First some examples of Fibonacci Retrace -that is, trying to predict a 'pull-back' before continuation of the trend.
These produce a series of ratio lines of the measurement between the two points High/Low. The 0.78 and 0.23 levels are weaker than the 0.61, 0.38, and 0.50 levels. When these levels converge on moving averages listed above, that is a strong likelihood that the market will respect that level and at very least take a pause in momentum.
Now to move on to the less use Fibonacci tool - the extension. This is a 3-point measurement, first taking the initial impulse move, and it's corrective leg, to then project levels of trend continuation. It looks like this.
With Extensions, the strongest level is the 1.618, 2.618 and 0.618. Using the extension tool allows you to find potential pivot points well in advance where there is no other reference point to give an indication of when a trend or impulse wave may meet resistance. Plotting from a High, to Low, to a lower high projects the targets down, and visa versa. This is a great tool to use, and mark the levels while looking back further on the chart to see if you can find confluence with previous horizontal S/R.
Now if you find a pinbar, on a moving average, on a Fibonacci level and previous S/R pivot... this makes for a very high probability of price rejection. Also, this allows you to create entries and exits with high reward range, and low risk range. So far what I have shown you is enough for any trader to work with and learn no more. But why stop there, why not do all you can to increase probability by supplementing with more confluence? Try out VWAP, Kumo Cloud, and BBands as well to further add to identifying S/R and signs of strength/weakness.

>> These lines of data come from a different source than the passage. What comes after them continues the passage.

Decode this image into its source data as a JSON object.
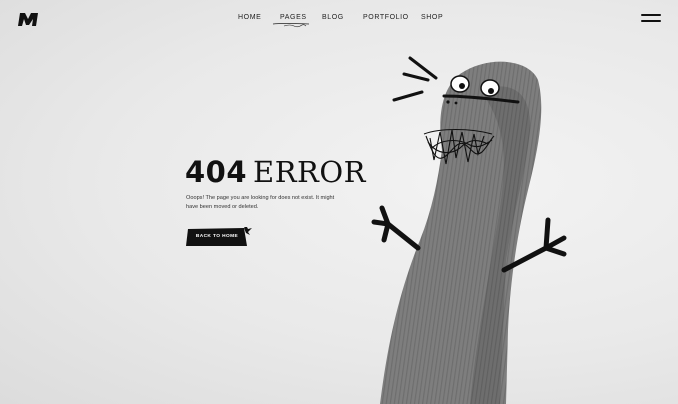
{
  "header": {
    "logo_icon": "brand-m-logo",
    "nav": [
      {
        "label": "HOME"
      },
      {
        "label": "PAGES",
        "active": true
      },
      {
        "label": "BLOG"
      },
      {
        "label": "PORTFOLIO"
      },
      {
        "label": "SHOP"
      }
    ],
    "menu_icon": "hamburger-menu-icon"
  },
  "main": {
    "error_code": "404",
    "error_word": "ERROR",
    "message": "Ooops! The page you are looking for does not exist. It might have been moved or deleted.",
    "back_button": "BACK TO HOME"
  },
  "colors": {
    "background": "#e9e9e9",
    "ink": "#111111",
    "sock": "#7d7d7d",
    "button": "#111111"
  }
}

Just before I wrap it up a quick disclaimer; I am not a financial adviser and the information I present here is of my own opinion - not to be taken as financial advice or instruction.
Thanks for your time, and I hope this lesson has been rewarding and educational for you :)